I can see that there’s no doubt that Uncharted: The Nathan Drake Collection is an attempt to rekindle interest in the franchise and to allow new players (like me) to experience it for the first time if they didn’t on PS3. I’ve been watching a few graphical comparison videos of this 2015 re-release of 2007’s version of Drake’s Fortune and notwithstanding the vastly improved frame rate and 1080p jump, objects do seem to be much more detailed. I wouldn’t say that they’re brought in line with today’s general standard, but they’re certainly better. The same can be said about the lighting effects and cinematic depth-of-field effects which can be seen on this comparative screenshot.
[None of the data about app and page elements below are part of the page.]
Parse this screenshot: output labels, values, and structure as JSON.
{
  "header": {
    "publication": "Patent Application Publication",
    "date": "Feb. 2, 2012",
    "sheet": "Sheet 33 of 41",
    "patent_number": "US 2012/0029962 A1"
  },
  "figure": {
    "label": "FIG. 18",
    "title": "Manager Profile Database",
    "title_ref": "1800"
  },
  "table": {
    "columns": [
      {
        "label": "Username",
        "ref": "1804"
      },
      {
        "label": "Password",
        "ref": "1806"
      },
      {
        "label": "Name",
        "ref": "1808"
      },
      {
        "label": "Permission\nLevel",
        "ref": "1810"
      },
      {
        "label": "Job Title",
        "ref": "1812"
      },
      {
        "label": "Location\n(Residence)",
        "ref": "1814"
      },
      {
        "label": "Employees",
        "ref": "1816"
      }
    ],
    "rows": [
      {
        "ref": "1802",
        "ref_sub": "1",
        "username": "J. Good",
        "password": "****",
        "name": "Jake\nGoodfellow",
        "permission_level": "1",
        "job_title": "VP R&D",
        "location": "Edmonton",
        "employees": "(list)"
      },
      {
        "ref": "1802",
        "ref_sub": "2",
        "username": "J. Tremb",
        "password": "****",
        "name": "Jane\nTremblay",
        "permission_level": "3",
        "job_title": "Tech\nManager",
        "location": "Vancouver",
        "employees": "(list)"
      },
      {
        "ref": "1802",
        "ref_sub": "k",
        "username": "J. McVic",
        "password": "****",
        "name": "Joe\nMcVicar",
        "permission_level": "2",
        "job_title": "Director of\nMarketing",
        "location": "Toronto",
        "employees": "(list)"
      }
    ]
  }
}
Apparently, not everything is a step forward. There’s a noticeable lack of motion blur, which might rob some action-heavy scenes of their thunder. Even so, it’s evident that The Nathan Drake Collection is as much about creating a consistent Uncharted experience as anything else. Everything looks as if it’s been spruced up so that you won’t feel like you’re stepping into a time machine when you play the older titles. All I can imagine for veteran players is that the series won’t be exactly how you remembered it, but it beats having to settle for upscaled versions of action-adventures that are starting to show their age.
So, I’m still plodding along and I haven’t quite thrown the towel in just yet. I came close though, the shooting sequences are really irritating. They break up the game and the story so jauntily. I’ve just finished the horrid Jet Ski chapter/mission and oh my, I think I’d rather contract leprosy than experience that disgusting piece of gameplay ever again. I hope that is the only Jet Skiing this game makes you do, because I swear, I’ll just call it quits right then and there.
But yeah, the story is great, the characters are even better and I can understand the popular acclaim the game has received; it’s just that these relentless, nonsensical arbitrary shooting portions are really getting me down. It’s clear that they’re just there to serve as a cheap tool to lengthen my game time too. Honestly, I’m so close to just watching all of the game’s cutscenes on YouTube and washing my hands clean of the stuff.
Roll on Uncharted 2: Among Thieves! Come on Sam! You’re nearly there…
Thoughts on the series so far…
It’s alright. The storyline is keeping my invested at the moment but without the characters and what they each bring to said storyline, I’m not sure that it would hold itself up on it’s own.
How this game managed to spin off and have so many successful sequels is beyond me, it looks like an average indie game I’d expect to find on the Xbox 360’s Live Arcade.